**Data for this exercise**

══════════════════════════════

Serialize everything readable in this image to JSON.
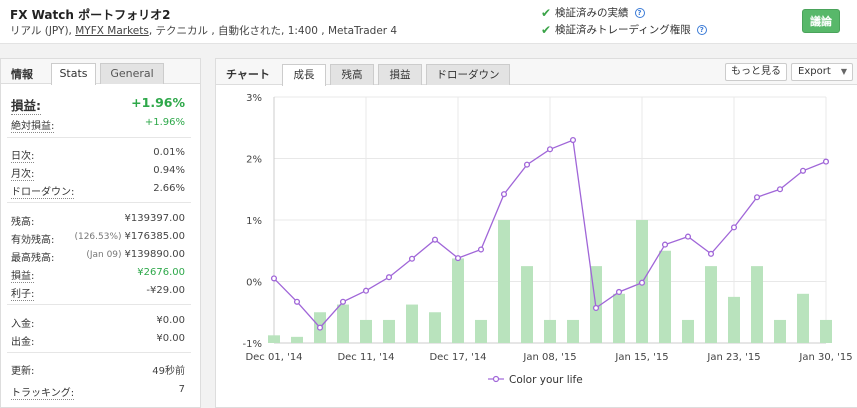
{
  "header": {
    "title": "FX Watch ポートフォリオ2",
    "account": "リアル (JPY), ",
    "broker": "MYFX Markets",
    "details": ", テクニカル , 自動化された, 1:400 , MetaTrader 4",
    "verified_record": "検証済みの実績",
    "verified_privileges": "検証済みトレーディング権限",
    "discuss_button": "議論"
  },
  "left": {
    "panel_label": "情報",
    "tabs": [
      "Stats",
      "General"
    ],
    "stats": {
      "gain_label": "損益:",
      "gain_value": "+1.96%",
      "abs_gain_label": "絶対損益:",
      "abs_gain_value": "+1.96%",
      "daily_label": "日次:",
      "daily_value": "0.01%",
      "monthly_label": "月次:",
      "monthly_value": "0.94%",
      "drawdown_label": "ドローダウン:",
      "drawdown_value": "2.66%",
      "balance_label": "残高:",
      "balance_value": "¥139397.00",
      "equity_label": "有効残高:",
      "equity_paren": "(126.53%)",
      "equity_value": "¥176385.00",
      "highest_label": "最高残高:",
      "highest_paren": "(Jan 09)",
      "highest_value": "¥139890.00",
      "profit_label": "損益:",
      "profit_value": "¥2676.00",
      "interest_label": "利子:",
      "interest_value": "-¥29.00",
      "deposits_label": "入金:",
      "deposits_value": "¥0.00",
      "withdrawals_label": "出金:",
      "withdrawals_value": "¥0.00",
      "updated_label": "更新:",
      "updated_value": "49秒前",
      "tracking_label": "トラッキング:",
      "tracking_value": "7"
    }
  },
  "chart_panel": {
    "label": "チャート",
    "tabs": [
      "成長",
      "残高",
      "損益",
      "ドローダウン"
    ],
    "more_button": "もっと見る",
    "export_button": "Export"
  },
  "colors": {
    "line": "#a066d8",
    "bar": "#b9e3bd",
    "positive": "#2ea84a",
    "discuss_button": "#58b86a"
  },
  "chart_data": {
    "type": "line",
    "title": "",
    "xlabel": "",
    "ylabel": "",
    "ylim": [
      -1,
      3
    ],
    "y_ticks": [
      "-1%",
      "0%",
      "1%",
      "2%",
      "3%"
    ],
    "x_tick_labels": [
      "Dec 01, '14",
      "Dec 11, '14",
      "Dec 17, '14",
      "Jan 08, '15",
      "Jan 15, '15",
      "Jan 23, '15",
      "Jan 30, '15"
    ],
    "x_tick_index": [
      0,
      4,
      8,
      12,
      16,
      20,
      24
    ],
    "legend": "bottom-center",
    "series": [
      {
        "name": "Color your life",
        "type": "line",
        "values": [
          0.05,
          -0.33,
          -0.75,
          -0.33,
          -0.15,
          0.07,
          0.37,
          0.68,
          0.38,
          0.52,
          1.42,
          1.9,
          2.15,
          2.3,
          -0.43,
          -0.17,
          -0.02,
          0.6,
          0.73,
          0.45,
          0.88,
          1.37,
          1.5,
          1.8,
          1.95
        ]
      },
      {
        "name": "",
        "type": "bar",
        "values": [
          0.05,
          0.04,
          0.2,
          0.25,
          0.15,
          0.15,
          0.25,
          0.2,
          0.55,
          0.15,
          0.8,
          0.5,
          0.15,
          0.15,
          0.5,
          0.32,
          0.8,
          0.6,
          0.15,
          0.5,
          0.3,
          0.5,
          0.15,
          0.32,
          0.15
        ]
      }
    ],
    "bar_axis_max": 1.6
  }
}
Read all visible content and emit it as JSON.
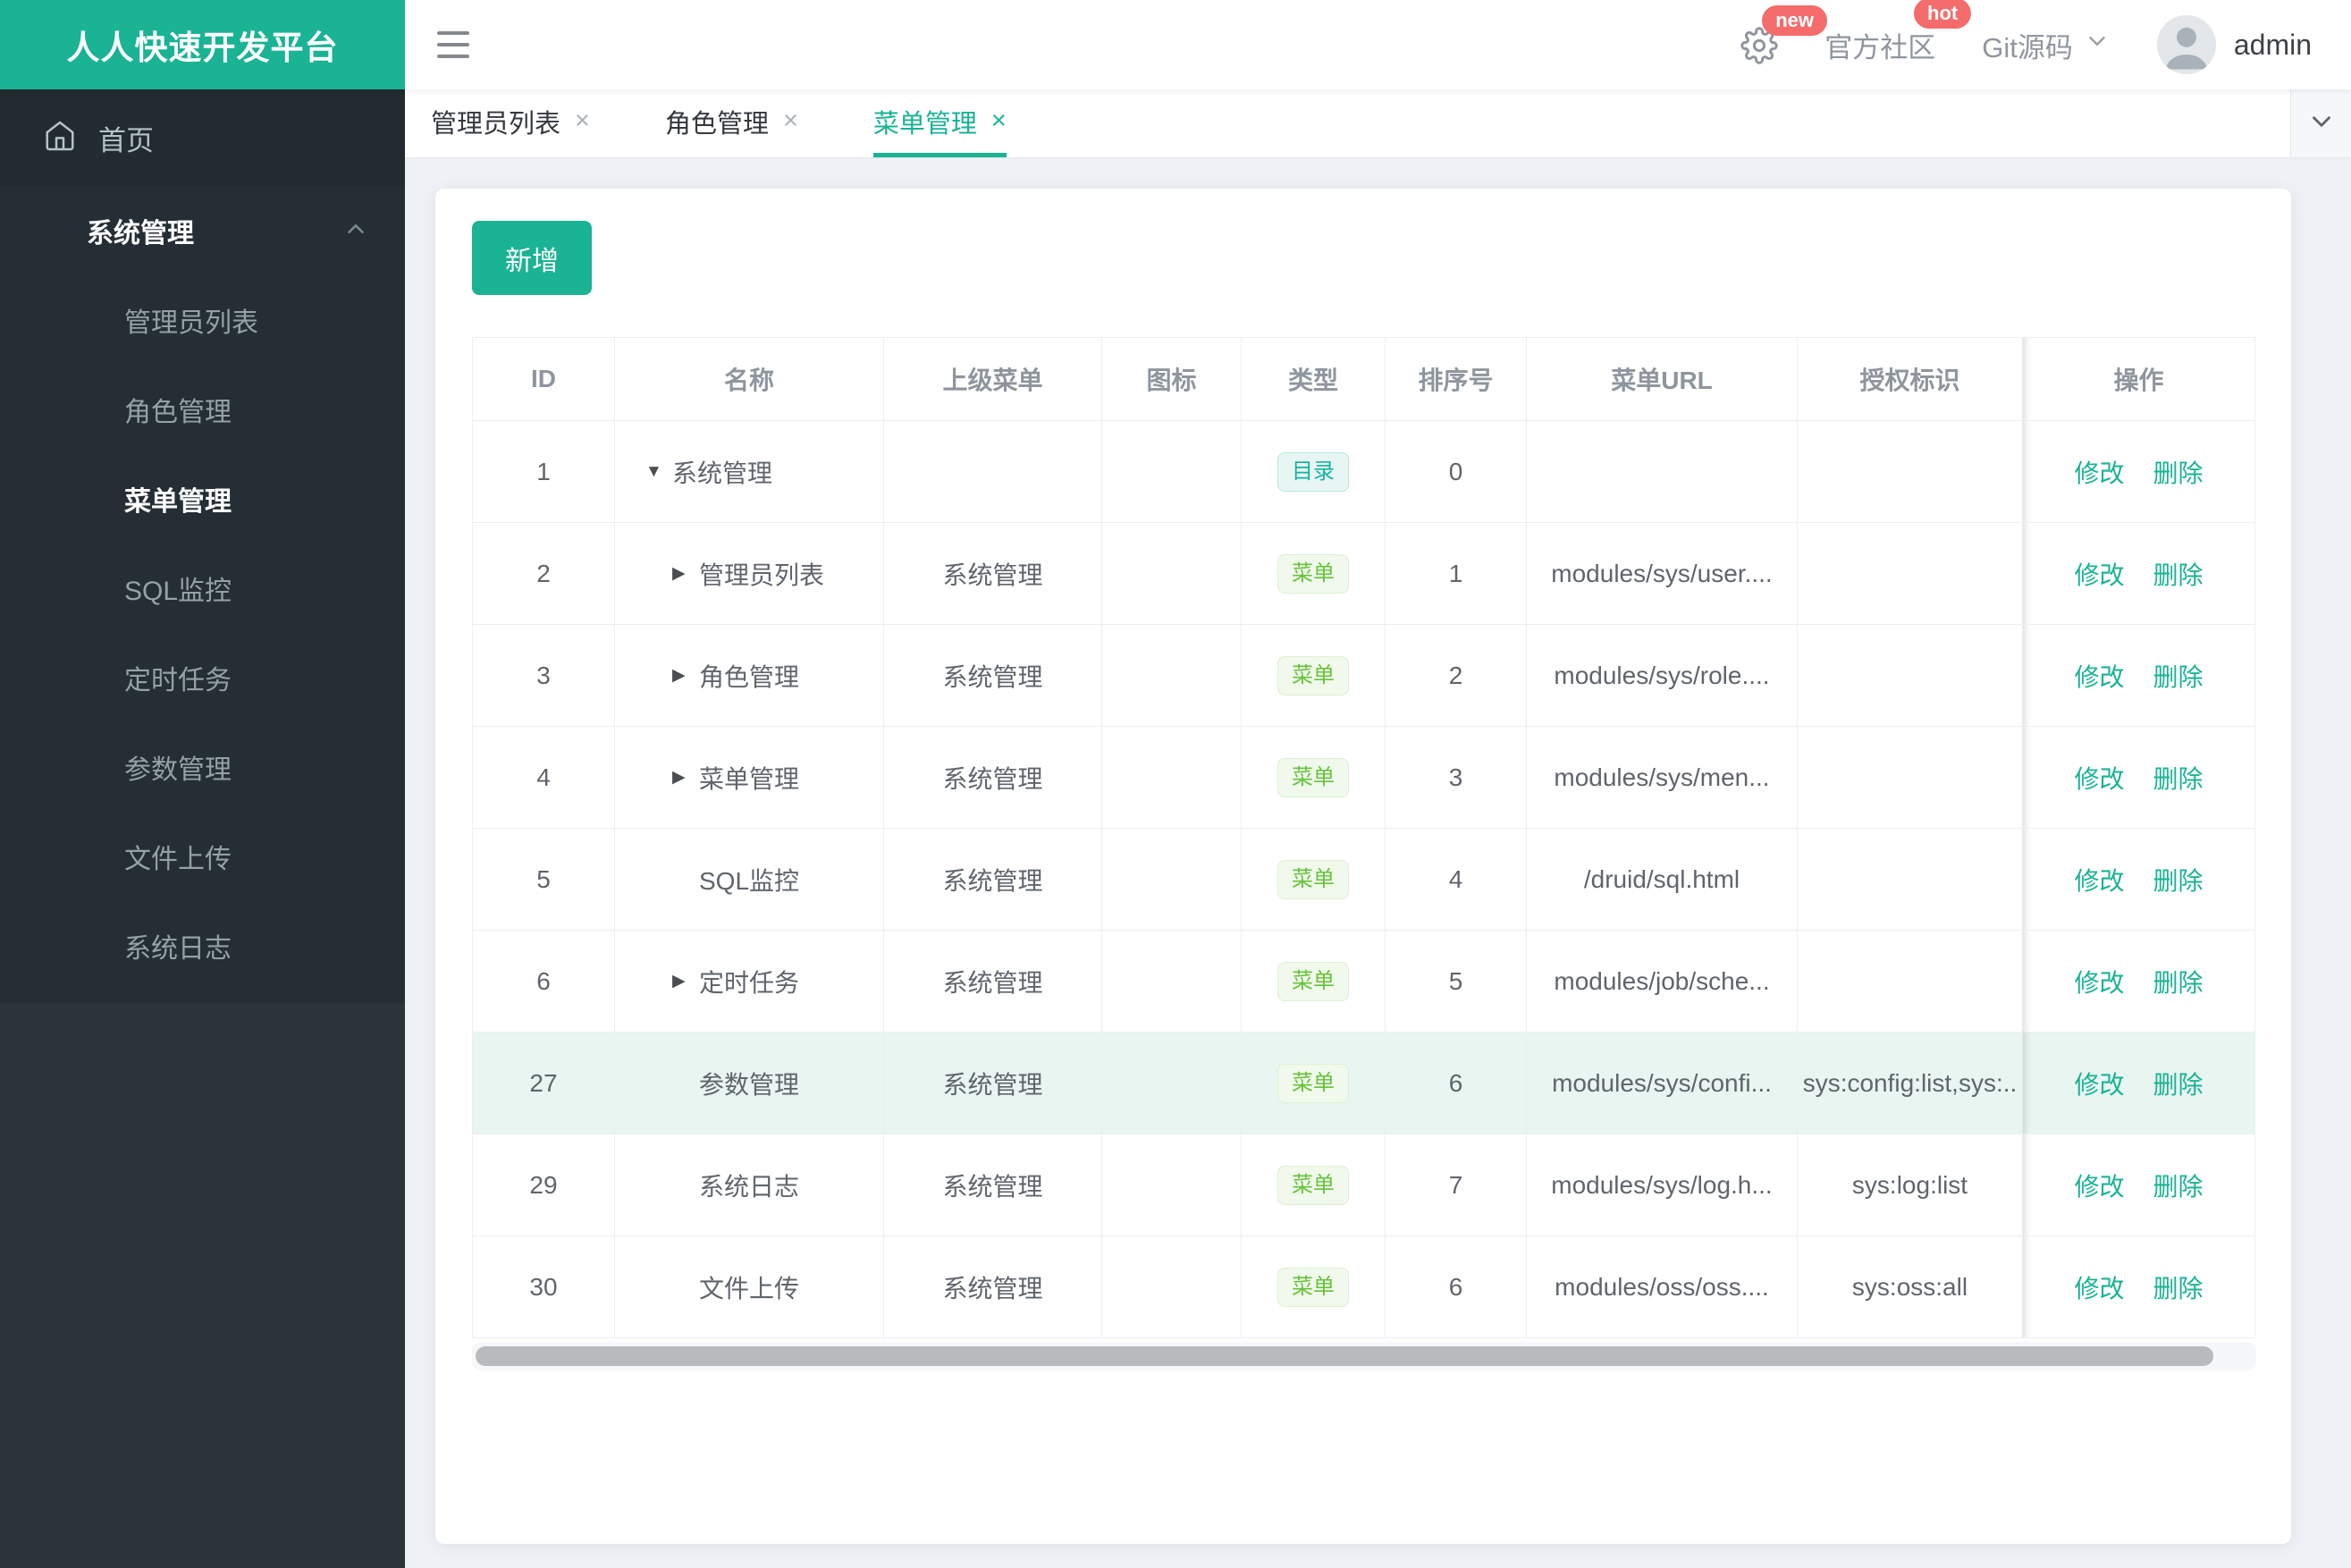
{
  "brand": {
    "title": "人人快速开发平台"
  },
  "header": {
    "settings_badge": "new",
    "community": {
      "label": "官方社区",
      "badge": "hot"
    },
    "git": {
      "label": "Git源码"
    },
    "user": {
      "name": "admin"
    }
  },
  "tabs": [
    {
      "label": "管理员列表",
      "active": false
    },
    {
      "label": "角色管理",
      "active": false
    },
    {
      "label": "菜单管理",
      "active": true
    }
  ],
  "sidebar": {
    "home_label": "首页",
    "group_label": "系统管理",
    "items": [
      {
        "label": "管理员列表",
        "active": false
      },
      {
        "label": "角色管理",
        "active": false
      },
      {
        "label": "菜单管理",
        "active": true
      },
      {
        "label": "SQL监控",
        "active": false
      },
      {
        "label": "定时任务",
        "active": false
      },
      {
        "label": "参数管理",
        "active": false
      },
      {
        "label": "文件上传",
        "active": false
      },
      {
        "label": "系统日志",
        "active": false
      }
    ]
  },
  "toolbar": {
    "add_label": "新增"
  },
  "table": {
    "headers": [
      "ID",
      "名称",
      "上级菜单",
      "图标",
      "类型",
      "排序号",
      "菜单URL",
      "授权标识",
      "操作"
    ],
    "action_labels": {
      "edit": "修改",
      "delete": "删除"
    },
    "rows": [
      {
        "id": "1",
        "arrow": "down",
        "name": "系统管理",
        "parent": "",
        "icon": "",
        "type": "目录",
        "type_kind": "dir",
        "order": "0",
        "url": "",
        "perm": "",
        "highlight": false
      },
      {
        "id": "2",
        "arrow": "right",
        "name": "管理员列表",
        "parent": "系统管理",
        "icon": "",
        "type": "菜单",
        "type_kind": "menu",
        "order": "1",
        "url": "modules/sys/user....",
        "perm": "",
        "highlight": false
      },
      {
        "id": "3",
        "arrow": "right",
        "name": "角色管理",
        "parent": "系统管理",
        "icon": "",
        "type": "菜单",
        "type_kind": "menu",
        "order": "2",
        "url": "modules/sys/role....",
        "perm": "",
        "highlight": false
      },
      {
        "id": "4",
        "arrow": "right",
        "name": "菜单管理",
        "parent": "系统管理",
        "icon": "",
        "type": "菜单",
        "type_kind": "menu",
        "order": "3",
        "url": "modules/sys/men...",
        "perm": "",
        "highlight": false
      },
      {
        "id": "5",
        "arrow": "none",
        "name": "SQL监控",
        "parent": "系统管理",
        "icon": "",
        "type": "菜单",
        "type_kind": "menu",
        "order": "4",
        "url": "/druid/sql.html",
        "perm": "",
        "highlight": false
      },
      {
        "id": "6",
        "arrow": "right",
        "name": "定时任务",
        "parent": "系统管理",
        "icon": "",
        "type": "菜单",
        "type_kind": "menu",
        "order": "5",
        "url": "modules/job/sche...",
        "perm": "",
        "highlight": false
      },
      {
        "id": "27",
        "arrow": "none",
        "name": "参数管理",
        "parent": "系统管理",
        "icon": "",
        "type": "菜单",
        "type_kind": "menu",
        "order": "6",
        "url": "modules/sys/confi...",
        "perm": "sys:config:list,sys:..",
        "highlight": true
      },
      {
        "id": "29",
        "arrow": "none",
        "name": "系统日志",
        "parent": "系统管理",
        "icon": "",
        "type": "菜单",
        "type_kind": "menu",
        "order": "7",
        "url": "modules/sys/log.h...",
        "perm": "sys:log:list",
        "highlight": false
      },
      {
        "id": "30",
        "arrow": "none",
        "name": "文件上传",
        "parent": "系统管理",
        "icon": "",
        "type": "菜单",
        "type_kind": "menu",
        "order": "6",
        "url": "modules/oss/oss....",
        "perm": "sys:oss:all",
        "highlight": false
      }
    ]
  },
  "colors": {
    "accent": "#1ab394",
    "danger_badge": "#f56c6c",
    "tag_dir_text": "#18b3a3",
    "tag_menu_text": "#67c23a",
    "row_highlight": "#e9f5f1",
    "sidebar_bg": "#2a343a",
    "sidebar_panel_bg": "#242e34",
    "table_border": "#ebeef5"
  }
}
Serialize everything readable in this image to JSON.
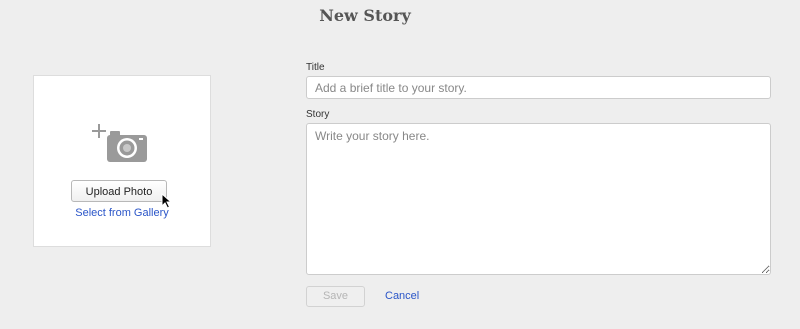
{
  "header": {
    "title": "New Story"
  },
  "photo_panel": {
    "icon": "add-photo-camera-icon",
    "upload_label": "Upload Photo",
    "gallery_label": "Select from Gallery"
  },
  "form": {
    "title_label": "Title",
    "title_placeholder": "Add a brief title to your story.",
    "title_value": "",
    "story_label": "Story",
    "story_placeholder": "Write your story here.",
    "story_value": "",
    "save_label": "Save",
    "save_enabled": false,
    "cancel_label": "Cancel"
  },
  "colors": {
    "background": "#eeeeee",
    "link": "#2a55c8",
    "disabled_text": "#b5b5b5"
  }
}
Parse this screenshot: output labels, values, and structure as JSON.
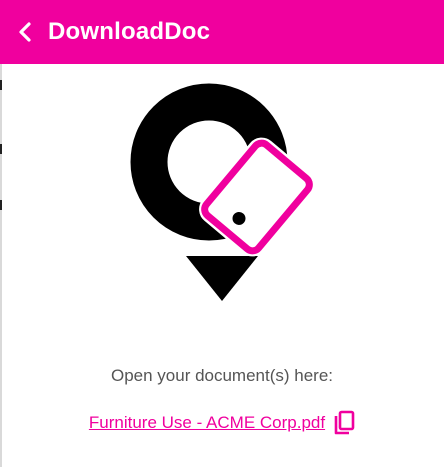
{
  "header": {
    "title": "DownloadDoc",
    "back_icon": "chevron-left-icon",
    "background_color": "#f0009e",
    "text_color": "#ffffff"
  },
  "logo": {
    "icon": "location-pin-with-phone-logo",
    "pin_color": "#000000",
    "phone_color": "#f0009e"
  },
  "main": {
    "prompt_text": "Open your document(s) here:",
    "files": [
      {
        "name": "Furniture Use - ACME Corp.pdf",
        "copy_icon": "copy-icon"
      }
    ],
    "link_color": "#f0009e"
  }
}
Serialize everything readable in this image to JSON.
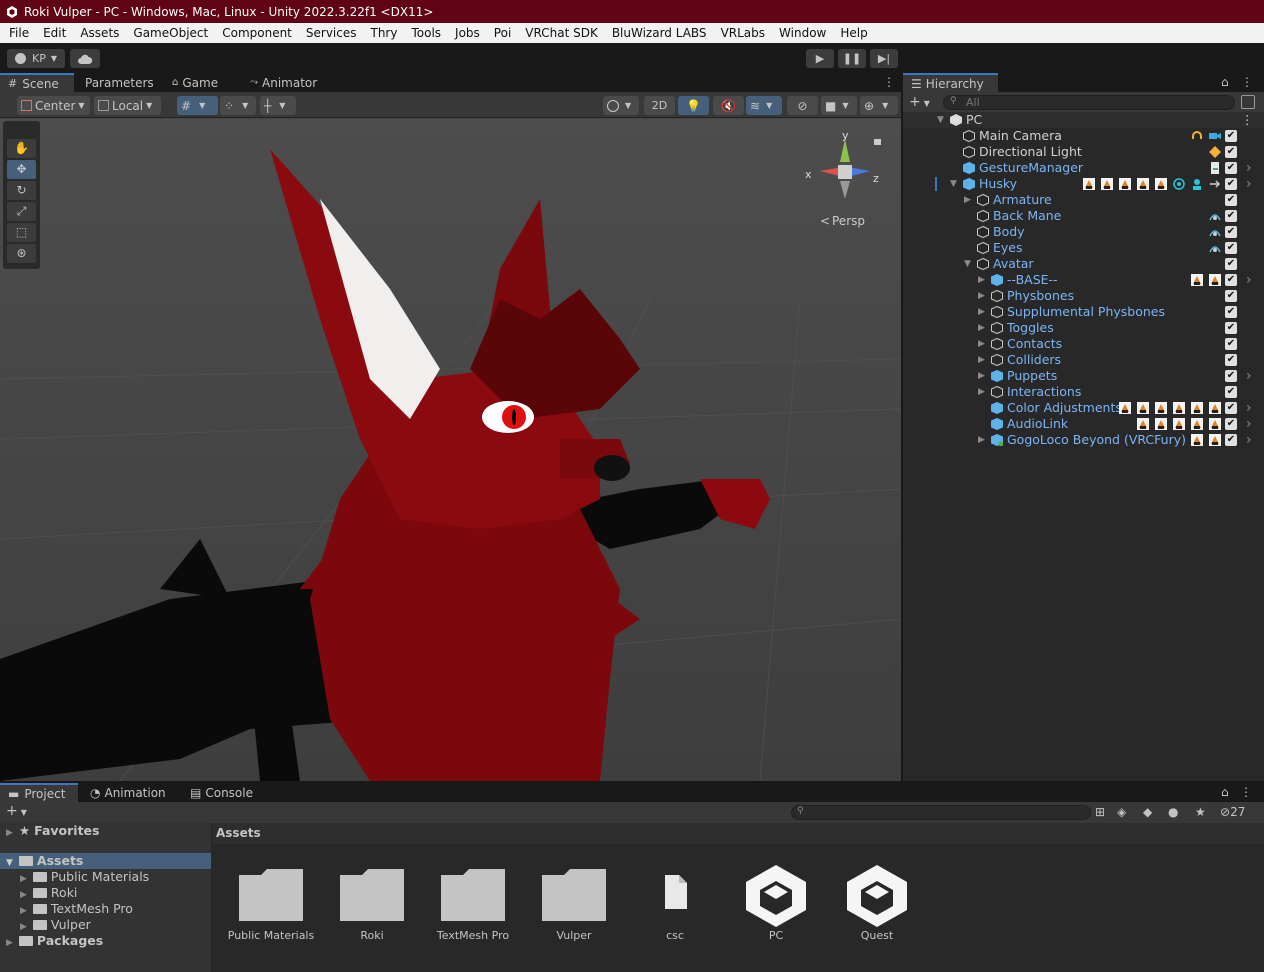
{
  "window": {
    "title": "Roki Vulper - PC - Windows, Mac, Linux - Unity 2022.3.22f1 <DX11>"
  },
  "menu": [
    "File",
    "Edit",
    "Assets",
    "GameObject",
    "Component",
    "Services",
    "Thry",
    "Tools",
    "Jobs",
    "Poi",
    "VRChat SDK",
    "BluWizard LABS",
    "VRLabs",
    "Window",
    "Help"
  ],
  "toolbar": {
    "account": "KP"
  },
  "scene_panel": {
    "tabs": [
      "Scene",
      "Parameters",
      "Game",
      "Animator"
    ],
    "pivot": "Center",
    "space": "Local",
    "mode_2d": "2D",
    "camera_mode": "Persp",
    "gizmo_axes": {
      "x": "x",
      "y": "y",
      "z": "z"
    }
  },
  "hierarchy": {
    "tab": "Hierarchy",
    "search_placeholder": "All",
    "scene_name": "PC",
    "items": [
      {
        "name": "Main Camera",
        "color": "white"
      },
      {
        "name": "Directional Light",
        "color": "white"
      },
      {
        "name": "GestureManager",
        "color": "blue"
      },
      {
        "name": "Husky",
        "color": "blue"
      },
      {
        "name": "Armature",
        "color": "blue"
      },
      {
        "name": "Back Mane",
        "color": "blue"
      },
      {
        "name": "Body",
        "color": "blue"
      },
      {
        "name": "Eyes",
        "color": "blue"
      },
      {
        "name": "Avatar",
        "color": "blue"
      },
      {
        "name": "--BASE--",
        "color": "blue"
      },
      {
        "name": "Physbones",
        "color": "blue"
      },
      {
        "name": "Supplumental Physbones",
        "color": "blue"
      },
      {
        "name": "Toggles",
        "color": "blue"
      },
      {
        "name": "Contacts",
        "color": "blue"
      },
      {
        "name": "Colliders",
        "color": "blue"
      },
      {
        "name": "Puppets",
        "color": "blue"
      },
      {
        "name": "Interactions",
        "color": "blue"
      },
      {
        "name": "Color Adjustments",
        "color": "blue"
      },
      {
        "name": "AudioLink",
        "color": "blue"
      },
      {
        "name": "GogoLoco Beyond (VRCFury)",
        "color": "blue"
      }
    ]
  },
  "project_panel": {
    "tabs": [
      "Project",
      "Animation",
      "Console"
    ],
    "hidden_count": "27",
    "tree": {
      "favorites": "Favorites",
      "assets": "Assets",
      "children": [
        "Public Materials",
        "Roki",
        "TextMesh Pro",
        "Vulper"
      ],
      "packages": "Packages"
    },
    "breadcrumb": "Assets",
    "assets": [
      "Public Materials",
      "Roki",
      "TextMesh Pro",
      "Vulper",
      "csc",
      "PC",
      "Quest"
    ]
  },
  "colors": {
    "title_bar": "#600314",
    "accent": "#3a79bb",
    "blue_text": "#7bb4f5"
  }
}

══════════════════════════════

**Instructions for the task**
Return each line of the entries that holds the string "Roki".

**Output**
    "title": "Roki Vulper - PC - Windows, Mac, Linux - Unity 2022.3.22f1 <DX11>"
        "Roki",
      "Roki",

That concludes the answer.